Young Forrest was a handsome boy, who had a funny name.
His parents both were hippies, now all of that has changed.
His father works on Wall Street, and his mother drives too slow.
His grandma lives in Florida, and once a year they go.
Grandpa has a hearing aid, and he keeps on getting fatter.
He hides it in a drawer, you see, 'cause Grandma likes to chatter.
Without it he can't hear a thing. He smiles and combs his hair.
Grandma talks on anyway, she doesn't seem to care.
Flipping through The New York Times
Grandpa hums a tune.
Grandma's always cleaning with her sponges and her broom.
The carpeting is white, you see,
the land where no one walks.
"Forrest please take off your shoes and make sure you wear socks."
Sergeant Grandma charges in with dust buster in hand.
She is one distinguished cleaner. Just like mother only grand.
Grandpa takes them golfing. He's shriveled and he's small.
But holy cow that little man can really smack the ball.
It's rumored that the only time that Grandpa ever spoke,
is once there on the golf course coaching Forrest on his stroke.
After golf they go straight home and Grandma makes them dinner.
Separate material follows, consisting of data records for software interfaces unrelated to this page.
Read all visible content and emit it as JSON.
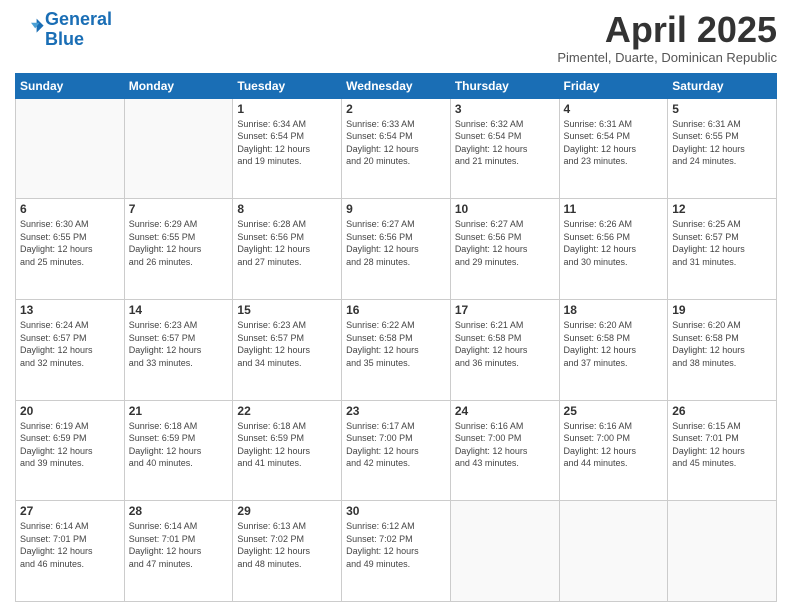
{
  "header": {
    "logo_line1": "General",
    "logo_line2": "Blue",
    "title": "April 2025",
    "location": "Pimentel, Duarte, Dominican Republic"
  },
  "days_of_week": [
    "Sunday",
    "Monday",
    "Tuesday",
    "Wednesday",
    "Thursday",
    "Friday",
    "Saturday"
  ],
  "weeks": [
    [
      {
        "num": "",
        "info": ""
      },
      {
        "num": "",
        "info": ""
      },
      {
        "num": "1",
        "info": "Sunrise: 6:34 AM\nSunset: 6:54 PM\nDaylight: 12 hours\nand 19 minutes."
      },
      {
        "num": "2",
        "info": "Sunrise: 6:33 AM\nSunset: 6:54 PM\nDaylight: 12 hours\nand 20 minutes."
      },
      {
        "num": "3",
        "info": "Sunrise: 6:32 AM\nSunset: 6:54 PM\nDaylight: 12 hours\nand 21 minutes."
      },
      {
        "num": "4",
        "info": "Sunrise: 6:31 AM\nSunset: 6:54 PM\nDaylight: 12 hours\nand 23 minutes."
      },
      {
        "num": "5",
        "info": "Sunrise: 6:31 AM\nSunset: 6:55 PM\nDaylight: 12 hours\nand 24 minutes."
      }
    ],
    [
      {
        "num": "6",
        "info": "Sunrise: 6:30 AM\nSunset: 6:55 PM\nDaylight: 12 hours\nand 25 minutes."
      },
      {
        "num": "7",
        "info": "Sunrise: 6:29 AM\nSunset: 6:55 PM\nDaylight: 12 hours\nand 26 minutes."
      },
      {
        "num": "8",
        "info": "Sunrise: 6:28 AM\nSunset: 6:56 PM\nDaylight: 12 hours\nand 27 minutes."
      },
      {
        "num": "9",
        "info": "Sunrise: 6:27 AM\nSunset: 6:56 PM\nDaylight: 12 hours\nand 28 minutes."
      },
      {
        "num": "10",
        "info": "Sunrise: 6:27 AM\nSunset: 6:56 PM\nDaylight: 12 hours\nand 29 minutes."
      },
      {
        "num": "11",
        "info": "Sunrise: 6:26 AM\nSunset: 6:56 PM\nDaylight: 12 hours\nand 30 minutes."
      },
      {
        "num": "12",
        "info": "Sunrise: 6:25 AM\nSunset: 6:57 PM\nDaylight: 12 hours\nand 31 minutes."
      }
    ],
    [
      {
        "num": "13",
        "info": "Sunrise: 6:24 AM\nSunset: 6:57 PM\nDaylight: 12 hours\nand 32 minutes."
      },
      {
        "num": "14",
        "info": "Sunrise: 6:23 AM\nSunset: 6:57 PM\nDaylight: 12 hours\nand 33 minutes."
      },
      {
        "num": "15",
        "info": "Sunrise: 6:23 AM\nSunset: 6:57 PM\nDaylight: 12 hours\nand 34 minutes."
      },
      {
        "num": "16",
        "info": "Sunrise: 6:22 AM\nSunset: 6:58 PM\nDaylight: 12 hours\nand 35 minutes."
      },
      {
        "num": "17",
        "info": "Sunrise: 6:21 AM\nSunset: 6:58 PM\nDaylight: 12 hours\nand 36 minutes."
      },
      {
        "num": "18",
        "info": "Sunrise: 6:20 AM\nSunset: 6:58 PM\nDaylight: 12 hours\nand 37 minutes."
      },
      {
        "num": "19",
        "info": "Sunrise: 6:20 AM\nSunset: 6:58 PM\nDaylight: 12 hours\nand 38 minutes."
      }
    ],
    [
      {
        "num": "20",
        "info": "Sunrise: 6:19 AM\nSunset: 6:59 PM\nDaylight: 12 hours\nand 39 minutes."
      },
      {
        "num": "21",
        "info": "Sunrise: 6:18 AM\nSunset: 6:59 PM\nDaylight: 12 hours\nand 40 minutes."
      },
      {
        "num": "22",
        "info": "Sunrise: 6:18 AM\nSunset: 6:59 PM\nDaylight: 12 hours\nand 41 minutes."
      },
      {
        "num": "23",
        "info": "Sunrise: 6:17 AM\nSunset: 7:00 PM\nDaylight: 12 hours\nand 42 minutes."
      },
      {
        "num": "24",
        "info": "Sunrise: 6:16 AM\nSunset: 7:00 PM\nDaylight: 12 hours\nand 43 minutes."
      },
      {
        "num": "25",
        "info": "Sunrise: 6:16 AM\nSunset: 7:00 PM\nDaylight: 12 hours\nand 44 minutes."
      },
      {
        "num": "26",
        "info": "Sunrise: 6:15 AM\nSunset: 7:01 PM\nDaylight: 12 hours\nand 45 minutes."
      }
    ],
    [
      {
        "num": "27",
        "info": "Sunrise: 6:14 AM\nSunset: 7:01 PM\nDaylight: 12 hours\nand 46 minutes."
      },
      {
        "num": "28",
        "info": "Sunrise: 6:14 AM\nSunset: 7:01 PM\nDaylight: 12 hours\nand 47 minutes."
      },
      {
        "num": "29",
        "info": "Sunrise: 6:13 AM\nSunset: 7:02 PM\nDaylight: 12 hours\nand 48 minutes."
      },
      {
        "num": "30",
        "info": "Sunrise: 6:12 AM\nSunset: 7:02 PM\nDaylight: 12 hours\nand 49 minutes."
      },
      {
        "num": "",
        "info": ""
      },
      {
        "num": "",
        "info": ""
      },
      {
        "num": "",
        "info": ""
      }
    ]
  ]
}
She pinches Grandpa's stomach and says he should be thinner.
If I told you Grandpa was in charge you never would have guessed it.
Grandma never makes him meatloaf -- she says he can't digest it.
Sitting in the living room, no shoes and clean white floors,
Grandma reads her poetry and Grandpa softly snores.
Young Forrest is the child of the children of this crowd.
Some day he hopes to be like them, old and bald and proud.
He'd talk away the evening, drinking tea and playing games
He'd visit them in Florida and give his children funny names.